I’m watching with interest to see if this new respect for science and this new sense of what a truly global catastrophe can be like will stick with people. I think we’re starting to look at all the linkages in our global system with a new skepticism. We’re seeing that we actually live in this tightly-coupled, complex network, and with a push like this, it can fail in unexpected ways. For example, forcing people to stay home or shutting borders means that all those people who plant and harvest our food, can’t work. And who yet knows what cascading effects might follow from that?
The pandemic has given us a chance to feel the reality of a system-wide crisis, learn to trust the scientists who predicted it, and develop responses that make our systems more sustainable and more resilient.
At Climate Caucus we’re working to harness this moment, while everyone is in this liminal state—forced to look with fresh eyes at their personal habits, their work, and their outlook on science, society, and the environment.
The Mix: Is there anything you’d like to add?
Logtenberg: There are a lot of people suffering right now, and many more will suffer as family and friends get sick. But it’s also important that we stay creative and optimistic and recognize that it’s through adversity that we grow. I think that’s true for society as much as it is for individuals. We can just look around us and see a lot of good that has come out of this already, the way we’re renewing the personal connections with our family and friends, and how we’ve slowed down our lives. The pandemic gives us an opportunity to reset some of the habits that have locked us into a consumption-based lifestyle. And it has forced us to form new habits and recognize that we can be as happy as ever, doing and consuming less.

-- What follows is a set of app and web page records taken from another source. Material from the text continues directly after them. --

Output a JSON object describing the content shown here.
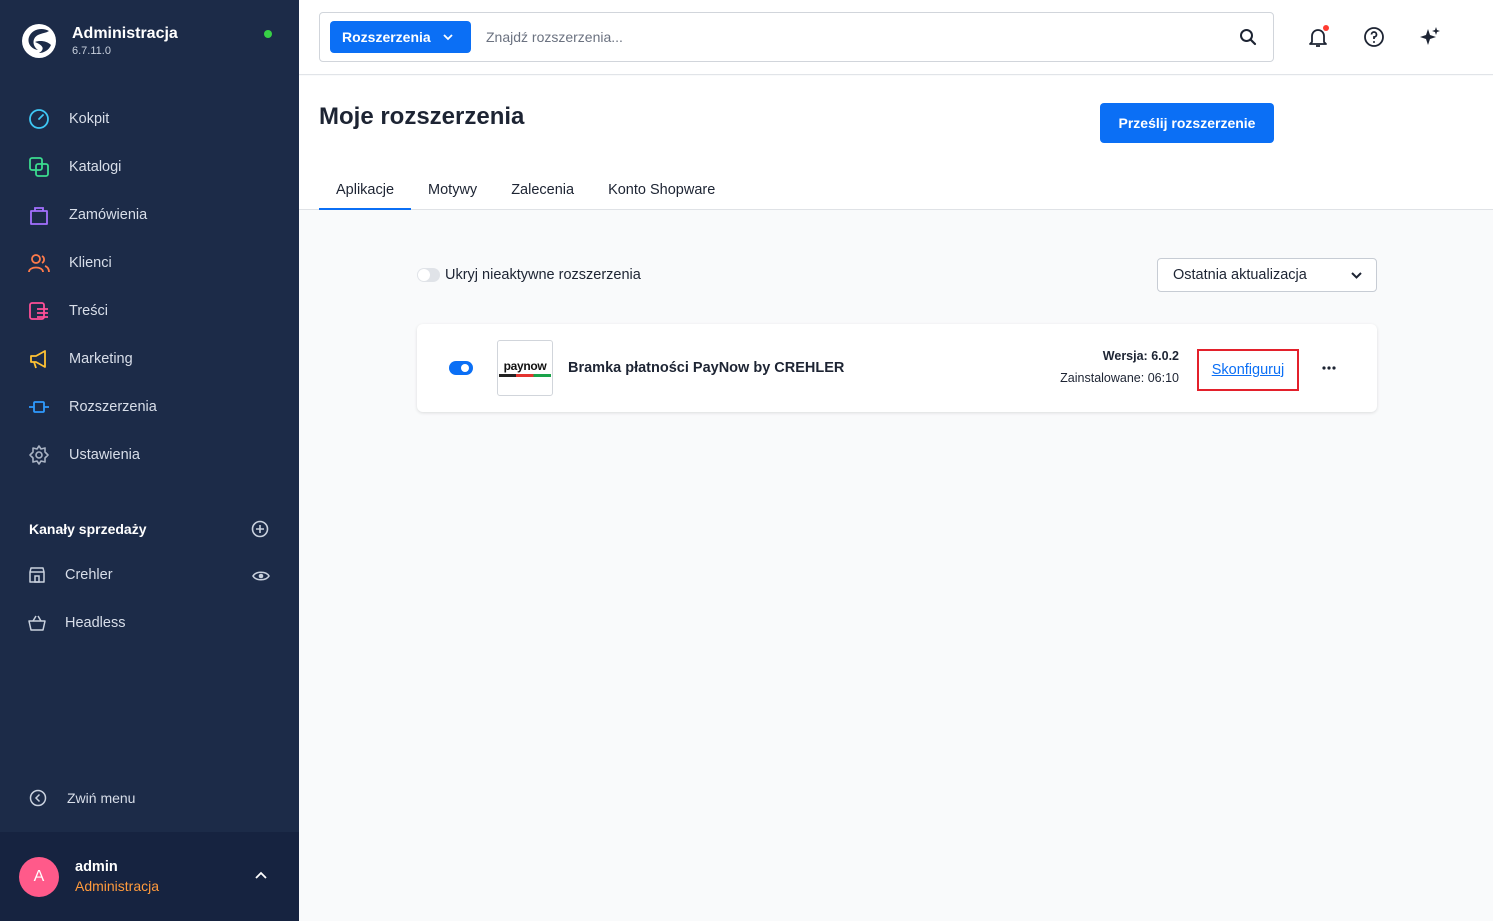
{
  "brand": {
    "title": "Administracja",
    "version": "6.7.11.0"
  },
  "nav": [
    {
      "label": "Kokpit",
      "icon": "dashboard-icon",
      "color": "#3ec7f4"
    },
    {
      "label": "Katalogi",
      "icon": "catalog-icon",
      "color": "#3bdc8f"
    },
    {
      "label": "Zamówienia",
      "icon": "orders-icon",
      "color": "#a470ff"
    },
    {
      "label": "Klienci",
      "icon": "customers-icon",
      "color": "#ff7b4a"
    },
    {
      "label": "Treści",
      "icon": "content-icon",
      "color": "#ff4f97"
    },
    {
      "label": "Marketing",
      "icon": "marketing-icon",
      "color": "#ffc233"
    },
    {
      "label": "Rozszerzenia",
      "icon": "extensions-icon",
      "color": "#2f9bff"
    },
    {
      "label": "Ustawienia",
      "icon": "settings-icon",
      "color": "#a9b3c4"
    }
  ],
  "sales_channels": {
    "title": "Kanały sprzedaży",
    "items": [
      {
        "label": "Crehler",
        "icon": "storefront-icon"
      },
      {
        "label": "Headless",
        "icon": "basket-icon"
      }
    ]
  },
  "collapse_label": "Zwiń menu",
  "user": {
    "initial": "A",
    "name": "admin",
    "role": "Administracja"
  },
  "search": {
    "scope": "Rozszerzenia",
    "placeholder": "Znajdź rozszerzenia..."
  },
  "page": {
    "title": "Moje rozszerzenia",
    "upload_label": "Prześlij rozszerzenie",
    "tabs": [
      "Aplikacje",
      "Motywy",
      "Zalecenia",
      "Konto Shopware"
    ],
    "active_tab": 0
  },
  "filter": {
    "hide_inactive_label": "Ukryj nieaktywne rozszerzenia",
    "sort_label": "Ostatnia aktualizacja"
  },
  "extension": {
    "logo_text": "paynow",
    "name": "Bramka płatności PayNow by CREHLER",
    "version": "Wersja: 6.0.2",
    "installed": "Zainstalowane: 06:10",
    "configure_label": "Skonfiguruj",
    "active": true
  },
  "colors": {
    "accent": "#0b6ff5",
    "sidebar": "#1c2b48",
    "highlight": "#e3202b"
  }
}
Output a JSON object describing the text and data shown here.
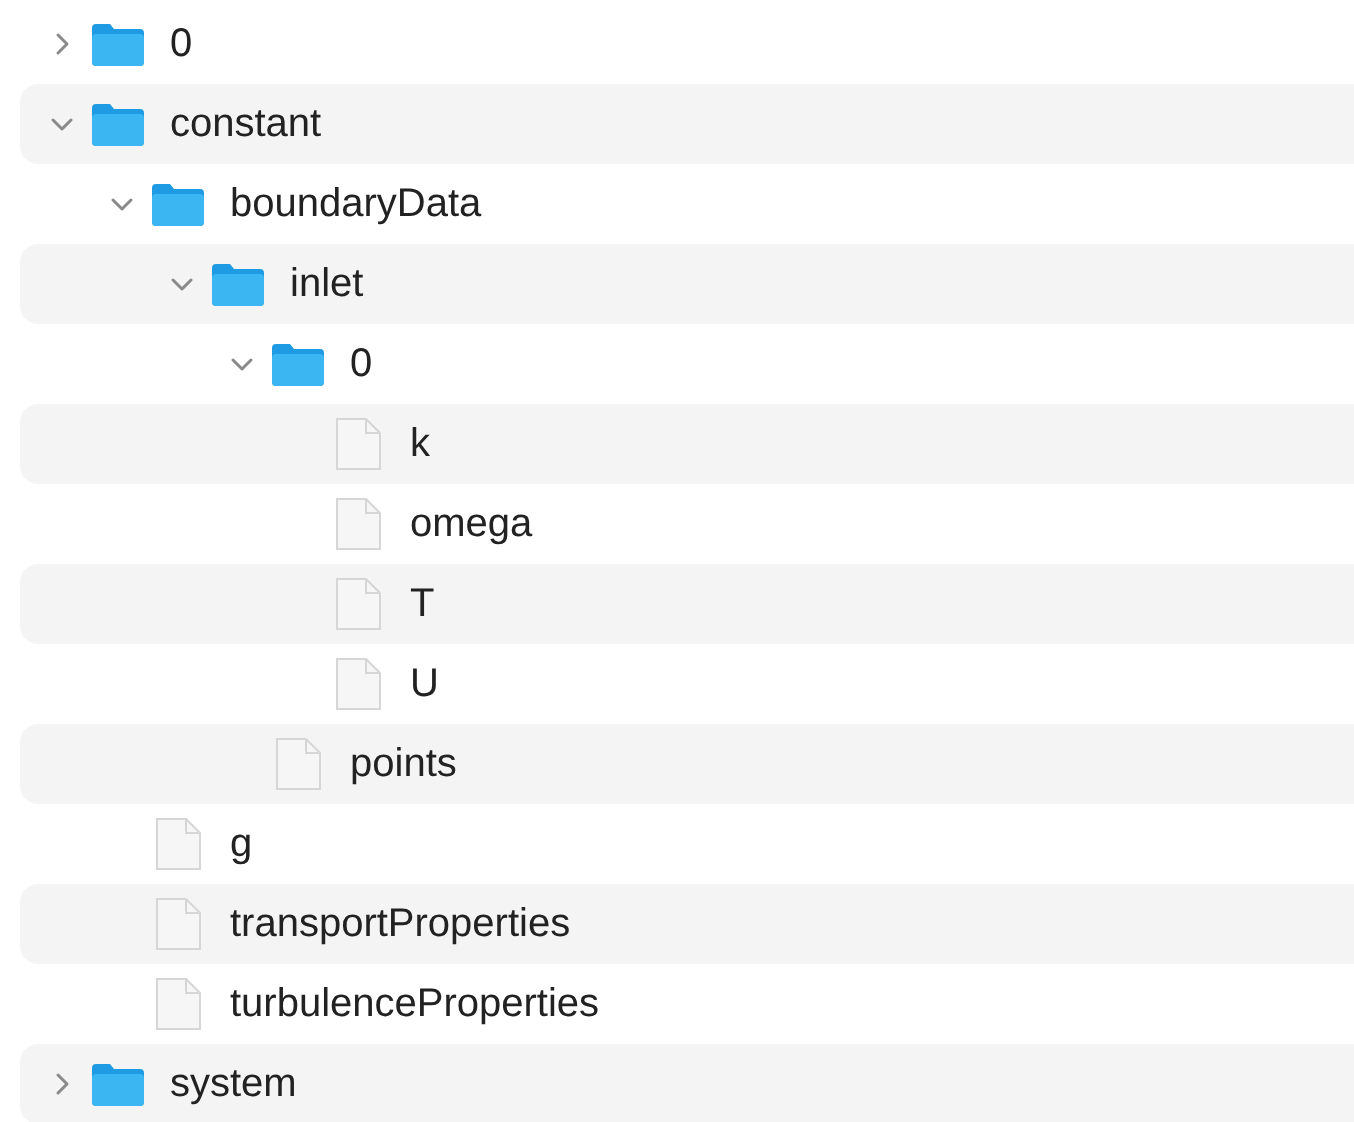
{
  "tree": [
    {
      "kind": "folder",
      "name": "0",
      "expanded": false
    },
    {
      "kind": "folder",
      "name": "constant",
      "expanded": true,
      "children": [
        {
          "kind": "folder",
          "name": "boundaryData",
          "expanded": true,
          "children": [
            {
              "kind": "folder",
              "name": "inlet",
              "expanded": true,
              "children": [
                {
                  "kind": "folder",
                  "name": "0",
                  "expanded": true,
                  "children": [
                    {
                      "kind": "file",
                      "name": "k"
                    },
                    {
                      "kind": "file",
                      "name": "omega"
                    },
                    {
                      "kind": "file",
                      "name": "T"
                    },
                    {
                      "kind": "file",
                      "name": "U"
                    }
                  ]
                },
                {
                  "kind": "file",
                  "name": "points"
                }
              ]
            }
          ]
        },
        {
          "kind": "file",
          "name": "g"
        },
        {
          "kind": "file",
          "name": "transportProperties"
        },
        {
          "kind": "file",
          "name": "turbulenceProperties"
        }
      ]
    },
    {
      "kind": "folder",
      "name": "system",
      "expanded": false
    }
  ]
}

Follow up: @riklogtenberg, @ClimateLC
Something that’s been noticed following huge climate disasters is that the people affected *don’t* take (or make) the time to reflect … they just want to “get back to normal.” So one important task of elected officials will be helping their constituents to reflect on their own and their community’s resilience and how to develop it further — while seeing that there is no “normal” to get back to. We can’t really even talk of a new normal because things are changing so rapidly, which calls for heightened climate emergency mitigation as well..